Your task is to copy each line of the listing that contains the word "this".
Start of Block
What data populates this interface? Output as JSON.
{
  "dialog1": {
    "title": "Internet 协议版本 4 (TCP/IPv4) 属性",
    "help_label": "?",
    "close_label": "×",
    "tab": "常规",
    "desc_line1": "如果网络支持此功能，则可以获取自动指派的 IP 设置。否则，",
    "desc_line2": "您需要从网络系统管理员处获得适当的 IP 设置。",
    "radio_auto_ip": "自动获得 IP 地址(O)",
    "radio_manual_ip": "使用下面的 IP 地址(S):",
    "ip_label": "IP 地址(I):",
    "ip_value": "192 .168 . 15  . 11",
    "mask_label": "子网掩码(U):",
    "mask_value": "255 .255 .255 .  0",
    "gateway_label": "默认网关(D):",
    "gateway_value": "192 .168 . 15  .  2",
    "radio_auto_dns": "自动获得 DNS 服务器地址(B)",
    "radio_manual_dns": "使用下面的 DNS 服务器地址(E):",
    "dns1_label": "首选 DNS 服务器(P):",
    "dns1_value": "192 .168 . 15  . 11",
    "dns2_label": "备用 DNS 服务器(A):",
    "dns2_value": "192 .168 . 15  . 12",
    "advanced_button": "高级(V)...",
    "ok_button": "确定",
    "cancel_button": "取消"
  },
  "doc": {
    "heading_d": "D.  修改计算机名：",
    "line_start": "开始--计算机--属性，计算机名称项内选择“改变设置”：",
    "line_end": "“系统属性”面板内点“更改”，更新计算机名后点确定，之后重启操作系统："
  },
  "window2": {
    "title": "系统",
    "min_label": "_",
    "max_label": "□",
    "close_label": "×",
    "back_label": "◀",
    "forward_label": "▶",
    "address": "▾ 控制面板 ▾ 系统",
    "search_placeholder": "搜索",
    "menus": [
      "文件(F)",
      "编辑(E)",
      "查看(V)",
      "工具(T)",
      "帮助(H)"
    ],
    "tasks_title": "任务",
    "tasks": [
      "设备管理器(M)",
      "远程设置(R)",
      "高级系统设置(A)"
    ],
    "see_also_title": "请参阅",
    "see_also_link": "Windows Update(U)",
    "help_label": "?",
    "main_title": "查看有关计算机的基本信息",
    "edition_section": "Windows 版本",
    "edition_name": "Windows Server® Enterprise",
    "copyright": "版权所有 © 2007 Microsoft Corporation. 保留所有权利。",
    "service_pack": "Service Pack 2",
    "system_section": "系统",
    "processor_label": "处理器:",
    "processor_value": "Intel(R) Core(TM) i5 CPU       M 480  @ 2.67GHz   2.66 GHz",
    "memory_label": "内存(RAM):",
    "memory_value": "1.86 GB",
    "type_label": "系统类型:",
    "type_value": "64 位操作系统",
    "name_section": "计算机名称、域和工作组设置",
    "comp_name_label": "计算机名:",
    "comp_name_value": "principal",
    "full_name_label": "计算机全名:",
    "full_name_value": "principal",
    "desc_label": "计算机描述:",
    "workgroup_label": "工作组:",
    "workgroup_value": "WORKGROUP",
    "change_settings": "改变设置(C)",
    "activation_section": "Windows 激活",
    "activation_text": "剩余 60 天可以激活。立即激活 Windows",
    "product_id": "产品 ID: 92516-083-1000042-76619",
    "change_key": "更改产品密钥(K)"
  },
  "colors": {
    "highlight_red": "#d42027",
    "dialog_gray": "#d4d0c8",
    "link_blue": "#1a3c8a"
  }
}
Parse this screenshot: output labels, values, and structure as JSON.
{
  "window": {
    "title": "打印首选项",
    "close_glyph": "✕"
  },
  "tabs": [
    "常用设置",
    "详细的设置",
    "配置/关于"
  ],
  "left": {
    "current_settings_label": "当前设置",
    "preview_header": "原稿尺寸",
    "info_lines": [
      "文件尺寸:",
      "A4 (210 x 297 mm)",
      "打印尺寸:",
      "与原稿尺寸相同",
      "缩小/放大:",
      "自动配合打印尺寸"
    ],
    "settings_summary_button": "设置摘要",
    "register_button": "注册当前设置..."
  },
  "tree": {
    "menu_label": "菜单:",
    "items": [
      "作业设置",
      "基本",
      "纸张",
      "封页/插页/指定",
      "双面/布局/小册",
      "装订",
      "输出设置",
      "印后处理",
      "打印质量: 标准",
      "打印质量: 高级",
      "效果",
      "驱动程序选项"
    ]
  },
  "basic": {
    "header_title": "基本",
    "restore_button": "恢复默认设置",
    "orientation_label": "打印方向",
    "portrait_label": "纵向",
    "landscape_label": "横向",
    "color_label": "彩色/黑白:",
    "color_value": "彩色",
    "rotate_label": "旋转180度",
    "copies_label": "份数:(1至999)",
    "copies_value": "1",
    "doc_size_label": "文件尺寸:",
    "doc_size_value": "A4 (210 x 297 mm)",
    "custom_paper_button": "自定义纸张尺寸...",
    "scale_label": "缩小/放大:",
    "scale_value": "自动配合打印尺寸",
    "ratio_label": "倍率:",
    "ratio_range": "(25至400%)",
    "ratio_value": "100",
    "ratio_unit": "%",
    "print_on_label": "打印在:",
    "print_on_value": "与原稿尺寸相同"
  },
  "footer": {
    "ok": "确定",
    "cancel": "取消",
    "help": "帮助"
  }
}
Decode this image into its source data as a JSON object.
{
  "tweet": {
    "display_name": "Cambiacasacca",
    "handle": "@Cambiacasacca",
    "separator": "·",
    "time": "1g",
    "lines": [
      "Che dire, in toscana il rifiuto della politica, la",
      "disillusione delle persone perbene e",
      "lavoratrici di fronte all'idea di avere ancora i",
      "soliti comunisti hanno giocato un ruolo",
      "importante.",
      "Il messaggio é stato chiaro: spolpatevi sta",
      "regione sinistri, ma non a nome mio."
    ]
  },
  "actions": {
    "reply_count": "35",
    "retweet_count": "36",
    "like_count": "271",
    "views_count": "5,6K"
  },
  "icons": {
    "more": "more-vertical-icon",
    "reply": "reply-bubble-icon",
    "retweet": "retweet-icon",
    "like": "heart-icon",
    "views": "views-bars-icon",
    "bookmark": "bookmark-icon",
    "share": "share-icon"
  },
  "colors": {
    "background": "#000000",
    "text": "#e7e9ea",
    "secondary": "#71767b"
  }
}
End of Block
#### RESULT
What data populates this interface? Output as JSON.
Parse this screenshot: output labels, values, and structure as JSON.
Decode this image into its source data as a JSON object.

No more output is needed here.